Carol Granger - Connections boost economy
These wise words could serve as a banner for sound economic development practices.
In 1969, nine different industrial projects broke ground in the McMinnville Industrial Park. It was not serendipity; it was the result of long, hard work by McMinnville Industrial Promotions (MIP).
Originally formed in 1953 by a group of local McMinnville residents pledging their own money to help attract businesses, MIP’s success was recognized by then-Gov. Tom McCall. The benefits to McMinnville from attracting enterprises such as Cascade Steel and Skyline have been enduring. More than 500 new jobs were added to the local economy.
Through the years, MIP led several successful campaigns as well as a few unsuccessful ones. It takes extraordinary collaboration and care to recruit and foster businesses to our community. True economic development efforts take time, resources and unwavering long-term dedication.
MIP is still a thriving organization with a volunteer board combining more than 150 years of business experience. Its philosophy of “business leaders helping business leaders” continues to be entirely focused on economic development for the city of McMinnville. Board members live and work here, and their actions improve the city’s quality and viability.
In 1999, a citywide survey revealed that McMinnville businesses needed a one-stop center to help answer questions and navigate through business opportunities.
That conclusion resulted in formation of the McMinnville Economic Development Partnership (MEDP) task force in 2000. The original volunteers included representatives from the McMinnville Area Chamber of Commerce, McMinnville city staff, local businesses and MIP. The task force asked for five-year financial commitments from the city of McMinnville, McMinnville Water & Light, MIP, the chamber and Yamhill County. When adequate local funding was secured, MEDP successfully applied for a Council of Governments grant. After six years of steadfast work, we finally were able to hire a full-time, dedicated staff person, Jody Christensen.
As MEDP has grown over the past seven years, it has streamlined processes and sped access to information and resources for our business community. It keeps abreast of challenges and opportunities through frequent contact with state agencies, local bank officers and other organizations knowledgeable about specific business decisions.
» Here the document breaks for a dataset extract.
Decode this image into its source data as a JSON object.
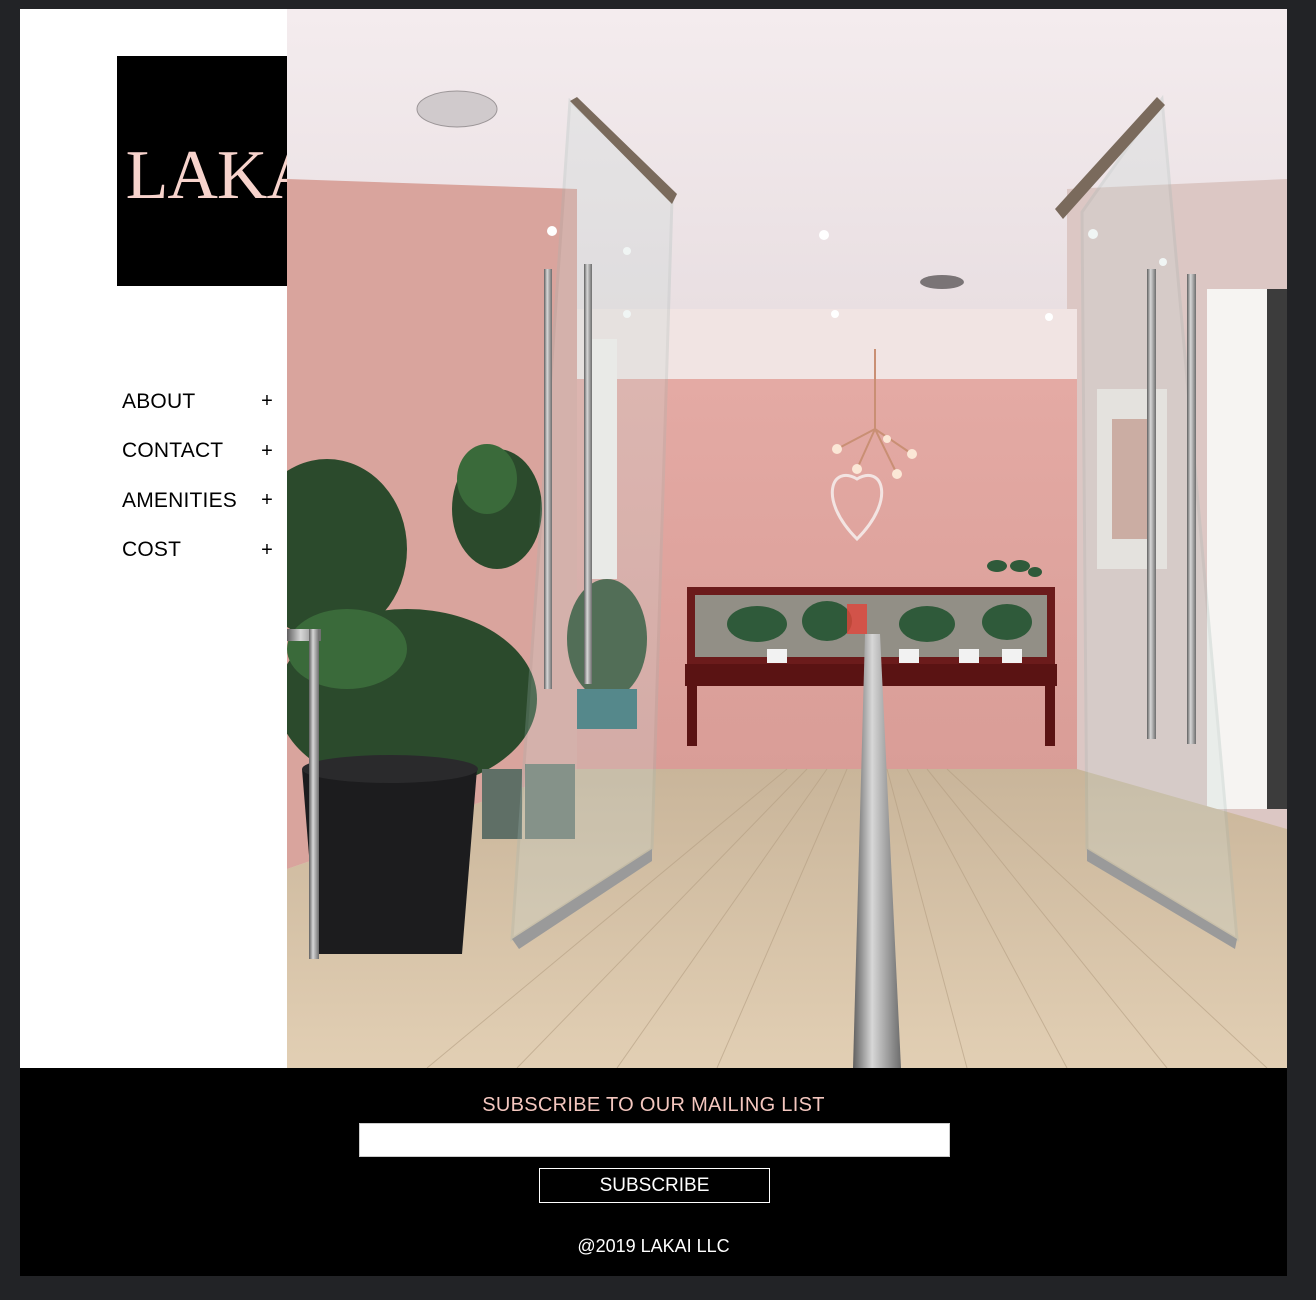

Its job includes identifying resources, making connections, finding experts and addressing obstacles.
For example, when Meggitt Polymers & Composites expressed its need for a skilled workforce, MEDP introduced Meggitt staff to the principal of Yamhill-Carlton High School. The school’s welding program became a Meggitt partner. When Solid Form Fabrication needed new equipment, MEDP partner Business Oregon helped them secure a loan.
Businesses using its services include one-person micro-enterprises and companies with more than 400 employees, entrepreneurs with the seed of an idea and established companies looking to expand or change locations. MEDP works closely with and helped more than 75 diverse manufacturers to continue growing and thriving here, including Ruby Cakes gluten-free bakery, Grain Station Brew Works and Northwest UAV propulsion systems. It also has been active in a number of large recruitment projects such as Precision Analytical.
Over the past few years, MEDP has worked to become a relevant organization statewide. Jody Christensen serves as president of the Oregon Economic Development Association, and the partnership is represented on more than 10 boards and organizations. We plan to host a trade show table at the Pacific Northwest Unmanned Systems Symposium in Pendleton this October, and we are discussing sponsorship of the Aviation Cluster Summit this fall at Evergreen. We also are heavily involved in Team Oregon Food Processing recruitment efforts. All these efforts help market McMinnville as a superior place to locate a business.
Of course, McMinnville is part of a bigger community. As a region, we share challenges along with opportunities. These include needs for efficient transportation and a strong workforce as well as prospects for strengthening local supply chains. What is good for McMinnville usually is good for the entire county.
So, in 2010, MEDP staff participated in a countywide task force to research and develop potential options to help lead economic development initiatives, an effort that hadn’t been undertaken in Yamhill County since 1980.
In July 2012, the task force formed the Grow Yamhill County initiative. The Grow workgroup met monthly, donating more than 600 collective hours of time. The result was development of the Yamhill County Strategic Plan.
MEDP facilitated the yearlong project using the management expertise from Project Masters of Salem. The workgroup of more than 65 leaders represented local businesses, organizations, state and regional agencies, city governments, education institutions and workforce enterprises.
All three organizations I have discussed — MIP, MEDP and Grow Yamhill County — started small and built initiatives with careful, strategic thinking. All great efforts need time to get their footing. The slow-and-steady process allows groups to build stronger relationships and therefore have more capacity to do valuable work. Both MIP and MEDP are testaments to this way of thinking, and I am looking forward to seeing what the future has in store for Grow Yamhill County.
As Franklin Roosevelt said, “There are many ways of going forward, but only one way of standing still.” We are a community that never stands still, and we are stronger for it.
Guest writer Carol Granger, a Linfield College graduate, serves as board member for MIP and MEDP. She and her husband operated a retail sales and service business in downtown McMinnville for 22 years. She advocates for living-wage jobs and promotes business-friendly relationships in the community. In retirement, she enjoys traveling, cooking and time spent with friends and family.